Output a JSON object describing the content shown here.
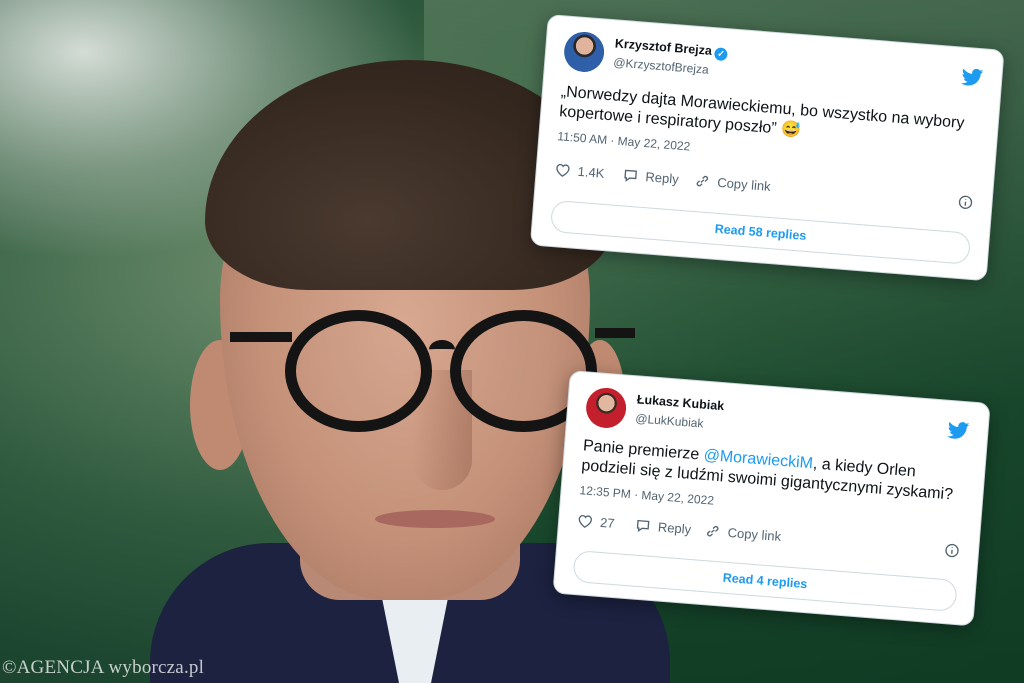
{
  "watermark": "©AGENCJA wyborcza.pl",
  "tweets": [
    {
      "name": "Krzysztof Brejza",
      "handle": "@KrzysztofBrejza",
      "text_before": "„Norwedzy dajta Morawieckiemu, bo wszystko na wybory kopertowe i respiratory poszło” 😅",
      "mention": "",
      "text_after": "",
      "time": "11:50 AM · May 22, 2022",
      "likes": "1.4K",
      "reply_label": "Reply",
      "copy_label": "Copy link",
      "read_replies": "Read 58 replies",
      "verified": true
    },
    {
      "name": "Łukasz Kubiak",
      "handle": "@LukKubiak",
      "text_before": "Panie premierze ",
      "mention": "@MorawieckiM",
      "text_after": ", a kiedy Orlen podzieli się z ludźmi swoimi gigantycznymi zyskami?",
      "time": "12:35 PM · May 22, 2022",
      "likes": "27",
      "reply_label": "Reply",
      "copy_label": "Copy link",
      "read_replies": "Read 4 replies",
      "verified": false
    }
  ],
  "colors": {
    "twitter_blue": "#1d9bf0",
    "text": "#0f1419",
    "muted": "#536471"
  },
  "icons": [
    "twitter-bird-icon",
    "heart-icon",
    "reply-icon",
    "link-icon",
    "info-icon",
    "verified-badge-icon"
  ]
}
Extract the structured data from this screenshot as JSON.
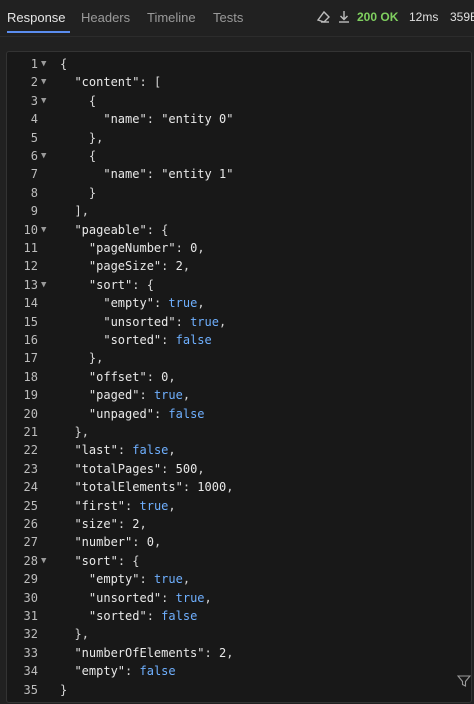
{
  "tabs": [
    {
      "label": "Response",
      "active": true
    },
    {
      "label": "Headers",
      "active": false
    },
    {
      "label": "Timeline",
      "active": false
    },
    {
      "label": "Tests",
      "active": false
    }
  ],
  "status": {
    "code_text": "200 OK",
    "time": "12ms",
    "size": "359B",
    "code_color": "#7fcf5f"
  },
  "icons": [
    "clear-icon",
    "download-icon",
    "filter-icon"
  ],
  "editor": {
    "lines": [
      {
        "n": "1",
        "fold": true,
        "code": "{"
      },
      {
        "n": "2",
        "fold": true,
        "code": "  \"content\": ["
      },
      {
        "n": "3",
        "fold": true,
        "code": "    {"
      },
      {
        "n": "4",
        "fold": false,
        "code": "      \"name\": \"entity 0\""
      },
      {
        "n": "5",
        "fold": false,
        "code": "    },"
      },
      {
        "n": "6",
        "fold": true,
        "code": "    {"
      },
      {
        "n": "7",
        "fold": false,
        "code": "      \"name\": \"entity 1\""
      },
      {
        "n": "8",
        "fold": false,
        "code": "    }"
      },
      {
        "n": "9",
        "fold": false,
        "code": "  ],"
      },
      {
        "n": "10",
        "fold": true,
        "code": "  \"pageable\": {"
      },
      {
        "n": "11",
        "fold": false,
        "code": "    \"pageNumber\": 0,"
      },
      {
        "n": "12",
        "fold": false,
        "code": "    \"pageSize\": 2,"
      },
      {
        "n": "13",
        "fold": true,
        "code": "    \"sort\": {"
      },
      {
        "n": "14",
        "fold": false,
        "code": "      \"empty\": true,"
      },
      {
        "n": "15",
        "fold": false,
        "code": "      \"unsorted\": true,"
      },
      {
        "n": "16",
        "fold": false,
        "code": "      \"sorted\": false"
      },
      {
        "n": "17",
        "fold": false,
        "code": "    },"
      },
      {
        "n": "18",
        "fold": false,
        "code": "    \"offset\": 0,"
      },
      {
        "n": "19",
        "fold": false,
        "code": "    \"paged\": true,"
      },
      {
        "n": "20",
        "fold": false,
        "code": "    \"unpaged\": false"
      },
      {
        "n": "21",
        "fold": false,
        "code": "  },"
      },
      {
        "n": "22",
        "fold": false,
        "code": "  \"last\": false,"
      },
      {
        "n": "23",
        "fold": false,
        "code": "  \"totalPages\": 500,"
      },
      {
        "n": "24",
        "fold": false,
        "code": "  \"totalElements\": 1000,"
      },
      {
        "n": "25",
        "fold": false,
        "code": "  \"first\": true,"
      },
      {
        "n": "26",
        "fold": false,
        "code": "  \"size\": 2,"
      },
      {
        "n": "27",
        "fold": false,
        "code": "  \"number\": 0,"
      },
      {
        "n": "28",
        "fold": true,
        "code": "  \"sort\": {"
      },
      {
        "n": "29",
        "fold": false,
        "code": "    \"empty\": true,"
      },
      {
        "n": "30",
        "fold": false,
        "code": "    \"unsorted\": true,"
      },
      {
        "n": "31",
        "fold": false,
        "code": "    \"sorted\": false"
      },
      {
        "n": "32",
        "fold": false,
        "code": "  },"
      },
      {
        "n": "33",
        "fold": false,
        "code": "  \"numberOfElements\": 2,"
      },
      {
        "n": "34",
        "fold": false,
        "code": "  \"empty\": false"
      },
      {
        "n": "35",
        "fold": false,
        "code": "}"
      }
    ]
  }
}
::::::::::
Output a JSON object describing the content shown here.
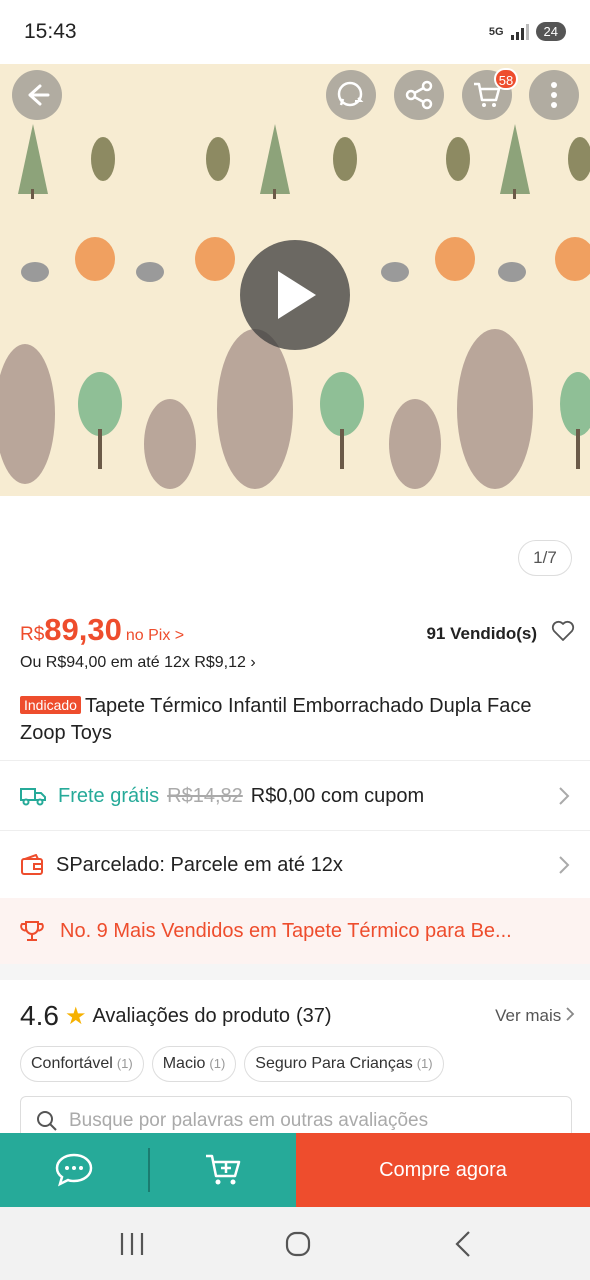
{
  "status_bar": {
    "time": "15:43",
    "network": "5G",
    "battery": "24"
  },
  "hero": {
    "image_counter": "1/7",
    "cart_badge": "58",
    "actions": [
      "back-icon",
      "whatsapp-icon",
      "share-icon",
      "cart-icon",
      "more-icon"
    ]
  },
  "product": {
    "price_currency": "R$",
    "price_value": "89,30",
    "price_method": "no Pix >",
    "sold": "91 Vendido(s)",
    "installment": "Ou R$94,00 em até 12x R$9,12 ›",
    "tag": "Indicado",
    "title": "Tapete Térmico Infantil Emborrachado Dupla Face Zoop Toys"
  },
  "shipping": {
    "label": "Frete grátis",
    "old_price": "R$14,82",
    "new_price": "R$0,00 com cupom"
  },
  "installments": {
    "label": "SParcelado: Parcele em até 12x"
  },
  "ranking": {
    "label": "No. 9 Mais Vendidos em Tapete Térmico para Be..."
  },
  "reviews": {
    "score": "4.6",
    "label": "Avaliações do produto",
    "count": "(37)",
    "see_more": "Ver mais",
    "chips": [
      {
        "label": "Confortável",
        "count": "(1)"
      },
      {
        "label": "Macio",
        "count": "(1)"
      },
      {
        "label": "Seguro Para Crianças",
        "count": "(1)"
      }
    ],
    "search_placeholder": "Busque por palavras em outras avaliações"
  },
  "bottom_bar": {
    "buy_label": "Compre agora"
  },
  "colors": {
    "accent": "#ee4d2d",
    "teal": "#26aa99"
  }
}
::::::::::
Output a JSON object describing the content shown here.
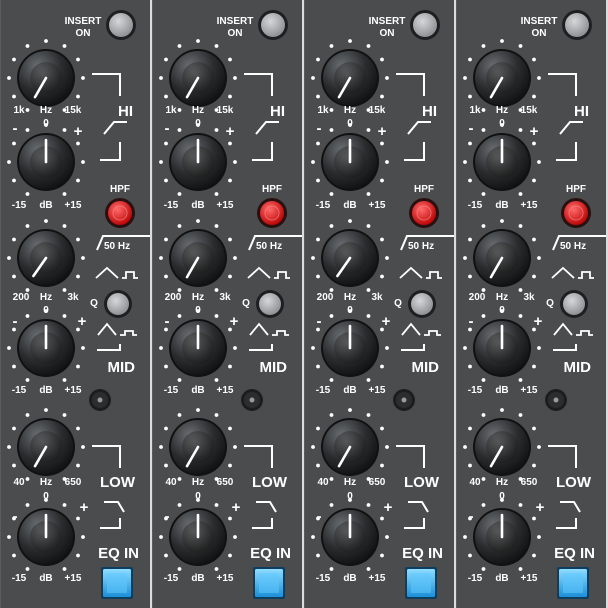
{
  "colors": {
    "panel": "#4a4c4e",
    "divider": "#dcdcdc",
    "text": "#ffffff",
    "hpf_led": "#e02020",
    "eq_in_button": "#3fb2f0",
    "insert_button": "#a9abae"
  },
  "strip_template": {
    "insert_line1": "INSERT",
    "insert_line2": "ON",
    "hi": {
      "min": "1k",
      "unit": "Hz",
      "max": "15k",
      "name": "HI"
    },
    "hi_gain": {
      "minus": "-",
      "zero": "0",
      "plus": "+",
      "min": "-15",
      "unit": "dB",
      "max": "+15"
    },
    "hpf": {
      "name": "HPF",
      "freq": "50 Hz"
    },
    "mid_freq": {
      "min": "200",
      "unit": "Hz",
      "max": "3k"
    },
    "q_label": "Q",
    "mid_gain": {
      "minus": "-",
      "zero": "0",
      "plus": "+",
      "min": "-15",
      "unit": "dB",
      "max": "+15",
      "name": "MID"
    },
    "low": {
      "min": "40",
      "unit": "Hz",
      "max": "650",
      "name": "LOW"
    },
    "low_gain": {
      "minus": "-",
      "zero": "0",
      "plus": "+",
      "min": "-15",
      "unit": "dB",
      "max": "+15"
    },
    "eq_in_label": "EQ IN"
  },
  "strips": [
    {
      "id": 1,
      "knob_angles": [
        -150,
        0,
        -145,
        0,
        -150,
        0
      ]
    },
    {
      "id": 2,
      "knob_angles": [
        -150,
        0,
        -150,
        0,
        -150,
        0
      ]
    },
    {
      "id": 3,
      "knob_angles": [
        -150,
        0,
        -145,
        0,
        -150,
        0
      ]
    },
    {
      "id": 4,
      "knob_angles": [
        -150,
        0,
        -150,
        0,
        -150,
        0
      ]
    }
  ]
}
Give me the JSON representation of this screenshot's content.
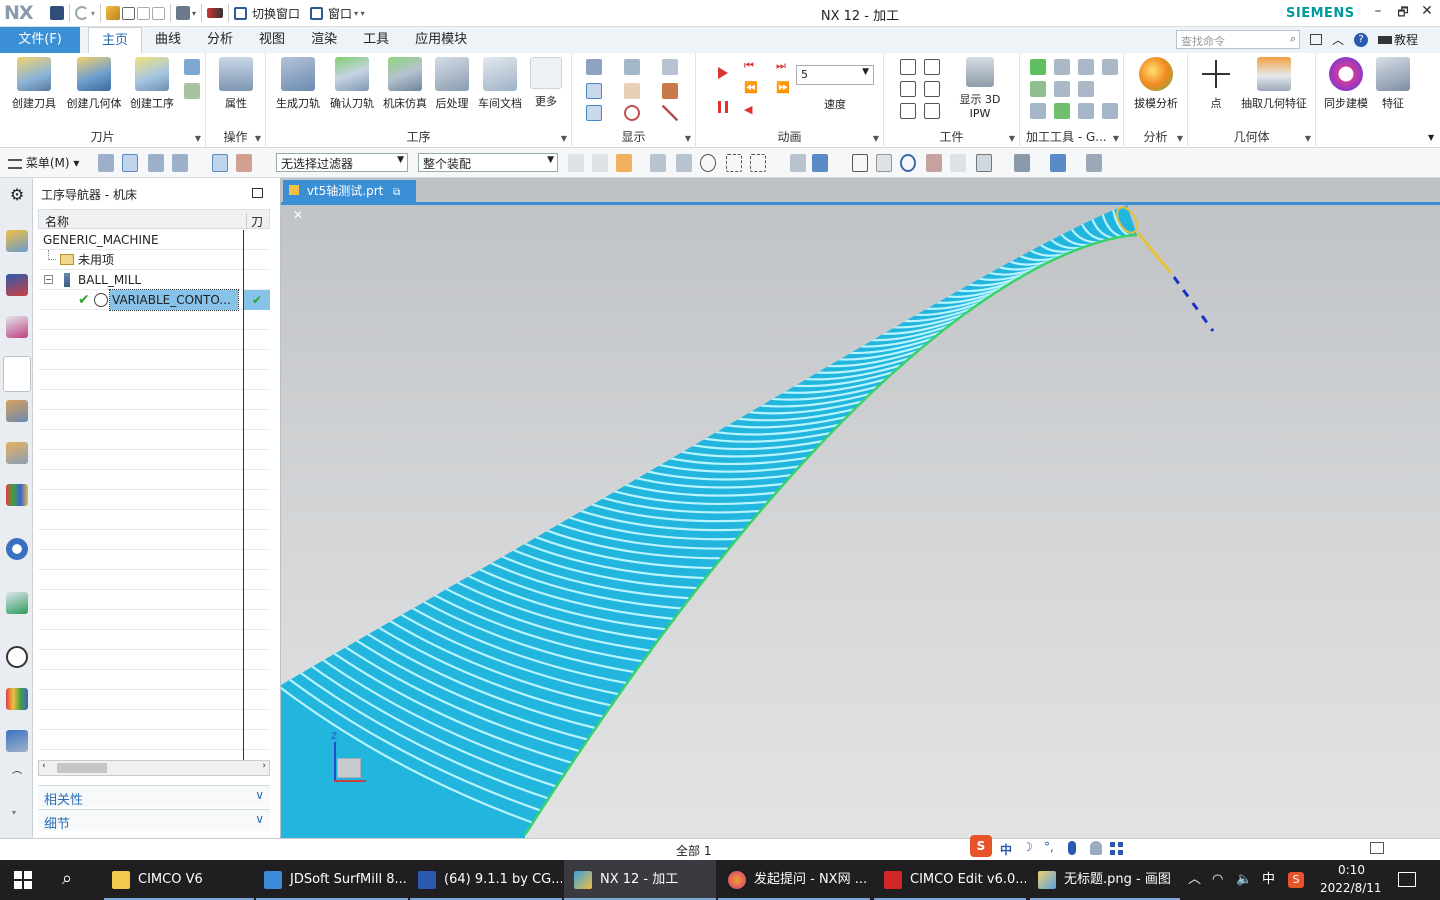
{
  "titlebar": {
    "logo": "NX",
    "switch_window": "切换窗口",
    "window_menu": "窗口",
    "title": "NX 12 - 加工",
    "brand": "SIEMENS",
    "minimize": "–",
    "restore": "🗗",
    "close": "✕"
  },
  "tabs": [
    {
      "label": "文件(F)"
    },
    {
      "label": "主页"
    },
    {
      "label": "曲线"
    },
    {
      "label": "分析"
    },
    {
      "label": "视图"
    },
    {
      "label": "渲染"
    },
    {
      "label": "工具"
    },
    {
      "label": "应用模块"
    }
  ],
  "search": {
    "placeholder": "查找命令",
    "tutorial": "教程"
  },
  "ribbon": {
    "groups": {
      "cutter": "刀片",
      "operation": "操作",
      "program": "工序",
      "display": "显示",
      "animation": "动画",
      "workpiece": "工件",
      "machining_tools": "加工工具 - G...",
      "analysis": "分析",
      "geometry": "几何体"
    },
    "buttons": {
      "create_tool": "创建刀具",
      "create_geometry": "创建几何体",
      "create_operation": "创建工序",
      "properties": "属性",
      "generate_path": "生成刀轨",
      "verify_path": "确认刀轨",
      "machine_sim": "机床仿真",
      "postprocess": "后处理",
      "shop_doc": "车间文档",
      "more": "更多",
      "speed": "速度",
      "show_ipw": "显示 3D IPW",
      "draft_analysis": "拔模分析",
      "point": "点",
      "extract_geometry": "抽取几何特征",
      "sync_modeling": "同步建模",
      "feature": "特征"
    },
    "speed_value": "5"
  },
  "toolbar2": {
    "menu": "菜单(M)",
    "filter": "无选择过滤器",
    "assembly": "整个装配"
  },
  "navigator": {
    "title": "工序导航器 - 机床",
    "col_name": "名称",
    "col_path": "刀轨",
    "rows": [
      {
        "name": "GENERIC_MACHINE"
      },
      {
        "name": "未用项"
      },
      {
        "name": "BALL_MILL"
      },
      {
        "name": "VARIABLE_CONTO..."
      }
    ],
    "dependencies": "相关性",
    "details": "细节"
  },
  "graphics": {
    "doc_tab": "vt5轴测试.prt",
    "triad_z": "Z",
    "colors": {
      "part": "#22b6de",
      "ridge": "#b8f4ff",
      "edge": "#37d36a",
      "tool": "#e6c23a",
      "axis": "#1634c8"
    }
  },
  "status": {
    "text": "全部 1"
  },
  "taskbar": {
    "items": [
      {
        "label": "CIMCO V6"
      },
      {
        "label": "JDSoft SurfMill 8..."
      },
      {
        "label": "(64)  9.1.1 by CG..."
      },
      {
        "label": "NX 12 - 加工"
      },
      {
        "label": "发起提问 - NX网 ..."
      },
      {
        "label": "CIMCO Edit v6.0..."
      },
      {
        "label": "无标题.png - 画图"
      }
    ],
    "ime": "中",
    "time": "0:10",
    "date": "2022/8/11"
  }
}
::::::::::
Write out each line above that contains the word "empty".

        "code": "      \"empty\": true,"
        "code": "    \"empty\": true,"
        "code": "  \"empty\": false"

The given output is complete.